When performing a data-parallel computation, a parallel query serves to filter the objects that are submitted for analysis on each grid server. This avoids the performance bottleneck caused by shipping keys and objects across the network. The data-parallel computation also reduces the usage of parallel queries by moving the analysis into the IMDG.
The object-oriented data model simplifies the construction of data-parallel analysis in several ways. First, it partitions the data set into a collection of logically related entities (instances of a type) which can be independently analyzed. These objects form the domain decomposition needed for parallel execution, as discussed in the previous blog. Second, it enables the analysis code to be conveniently represented as a method on the type. Lastly, it enables the results of the parallel analysis to be structured as another collection of objects, usually of a different type, which can be combined or fed to another data-parallel operation (as is the case with Hadoop MapReduce).
Because the IMDG distributes the objects within a collection to all grid servers, it automatically ensures that the domain for data-parallel execution is load-balanced across the cluster. This maximizes overall throughput by balancing the analysis workload across the servers.
For example, consider the financial services example we saw in the previous blog in which the IMDG holds a collection of “strategy” objects for a hedge fund, each of which represents a market sector, such as high tech or real estate, and holds the equity positions and rules for that market sector. A data-parallel computation can independently update each strategy object with a snapshot of market price changes and then evaluate the strategy to determine if stock trades are needed. By performing this analysis in parallel across all strategies, results can be generated in milliseconds instead of several minutes needed by conventional disk-based, sequential analysis.
The following diagram shows how each IMDG server within a cluster can analyze local objects resulting from a parallel query, thereby avoiding data motion across the network. This diagram illustrates the multi-core “parallel method invocation” engine implemented by ScaleOut ComputeServer. Note that locally selected objects are analyzed using the application’s Analyze method; analysis results then are combined by the Merge method and flow back into the server’s local memory for optional combining across servers.
Each server in the IMDG’s cluster run a portion of the data-parallel computation on locally selected objects, as illustrated below:
To simplify running data-parallel analyses, some IMDGs, such as ScaleOut ComputeServer, can ship the application code to all grid servers and initialize the execution environment (i.e., start up JVMs or .NET runtimes). In addition, the IMDG’s use of object collections streamlines multiple data-parallel operations. For example, ScaleOut hServer uses the IMDG to run both the Map and Reduce phases as data-parallel operations, staging intermediate data within the IMDG to minimize overall execution time. Object collections also reduce the complexity and overhead of Hadoop’s input and output formats and enable automatic optimizations (e.g., automatically creating splits and partitions).

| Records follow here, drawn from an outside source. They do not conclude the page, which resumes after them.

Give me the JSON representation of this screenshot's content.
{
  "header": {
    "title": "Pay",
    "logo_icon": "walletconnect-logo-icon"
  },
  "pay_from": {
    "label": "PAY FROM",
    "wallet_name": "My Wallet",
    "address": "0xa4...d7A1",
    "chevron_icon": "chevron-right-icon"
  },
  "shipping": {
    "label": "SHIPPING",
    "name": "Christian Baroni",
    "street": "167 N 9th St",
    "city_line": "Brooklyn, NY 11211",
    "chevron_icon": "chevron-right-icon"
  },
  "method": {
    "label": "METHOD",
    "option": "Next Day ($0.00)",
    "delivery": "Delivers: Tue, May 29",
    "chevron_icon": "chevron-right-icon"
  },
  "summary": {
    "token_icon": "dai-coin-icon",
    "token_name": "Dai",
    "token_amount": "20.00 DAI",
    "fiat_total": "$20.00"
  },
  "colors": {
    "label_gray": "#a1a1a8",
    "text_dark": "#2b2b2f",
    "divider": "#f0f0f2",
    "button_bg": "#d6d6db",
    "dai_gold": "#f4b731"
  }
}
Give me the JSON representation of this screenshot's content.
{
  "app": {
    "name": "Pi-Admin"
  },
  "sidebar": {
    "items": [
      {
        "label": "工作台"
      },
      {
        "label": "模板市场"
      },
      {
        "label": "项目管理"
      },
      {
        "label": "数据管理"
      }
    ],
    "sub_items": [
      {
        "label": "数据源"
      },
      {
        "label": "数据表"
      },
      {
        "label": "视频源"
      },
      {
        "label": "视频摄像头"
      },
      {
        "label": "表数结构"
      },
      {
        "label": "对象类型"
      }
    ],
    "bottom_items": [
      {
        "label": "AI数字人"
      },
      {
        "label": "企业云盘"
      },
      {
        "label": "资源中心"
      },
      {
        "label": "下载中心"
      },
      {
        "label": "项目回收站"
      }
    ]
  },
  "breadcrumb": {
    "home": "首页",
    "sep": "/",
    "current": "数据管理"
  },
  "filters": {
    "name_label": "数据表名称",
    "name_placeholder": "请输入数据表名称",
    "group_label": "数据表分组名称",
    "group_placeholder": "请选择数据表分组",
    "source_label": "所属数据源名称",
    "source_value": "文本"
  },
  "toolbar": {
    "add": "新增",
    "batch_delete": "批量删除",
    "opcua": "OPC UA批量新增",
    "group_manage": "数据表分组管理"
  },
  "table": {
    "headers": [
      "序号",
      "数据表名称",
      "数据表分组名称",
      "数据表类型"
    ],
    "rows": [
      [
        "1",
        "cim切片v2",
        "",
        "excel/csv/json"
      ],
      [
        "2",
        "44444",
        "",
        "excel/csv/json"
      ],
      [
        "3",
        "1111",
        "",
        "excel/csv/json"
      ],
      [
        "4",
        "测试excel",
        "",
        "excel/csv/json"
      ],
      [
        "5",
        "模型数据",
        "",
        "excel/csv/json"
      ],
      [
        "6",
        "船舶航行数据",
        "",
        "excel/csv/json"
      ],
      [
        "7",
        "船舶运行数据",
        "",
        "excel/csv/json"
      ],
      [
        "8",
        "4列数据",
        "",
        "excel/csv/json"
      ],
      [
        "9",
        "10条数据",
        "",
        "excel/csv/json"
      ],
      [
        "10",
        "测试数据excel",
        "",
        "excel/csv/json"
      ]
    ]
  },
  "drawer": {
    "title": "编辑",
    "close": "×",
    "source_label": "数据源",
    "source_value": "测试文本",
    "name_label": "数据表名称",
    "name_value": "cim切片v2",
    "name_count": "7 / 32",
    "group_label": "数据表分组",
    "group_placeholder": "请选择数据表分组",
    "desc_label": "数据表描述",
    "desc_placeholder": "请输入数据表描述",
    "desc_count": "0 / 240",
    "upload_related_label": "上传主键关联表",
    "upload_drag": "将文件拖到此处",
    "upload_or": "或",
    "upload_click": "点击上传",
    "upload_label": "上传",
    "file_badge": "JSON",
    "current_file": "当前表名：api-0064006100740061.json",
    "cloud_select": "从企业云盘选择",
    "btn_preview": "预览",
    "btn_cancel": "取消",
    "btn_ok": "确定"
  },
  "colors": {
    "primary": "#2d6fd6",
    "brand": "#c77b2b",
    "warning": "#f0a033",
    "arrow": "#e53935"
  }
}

Object-oriented programming gives IMDGs an efficient and well understood means to hold business logic state, perform queries, and structure data-parallel computations. This allows IMDGs to be seamlessly integrated into operational systems and perform real-time analytics on “live” data, opening up many new opportunities to add value to these systems.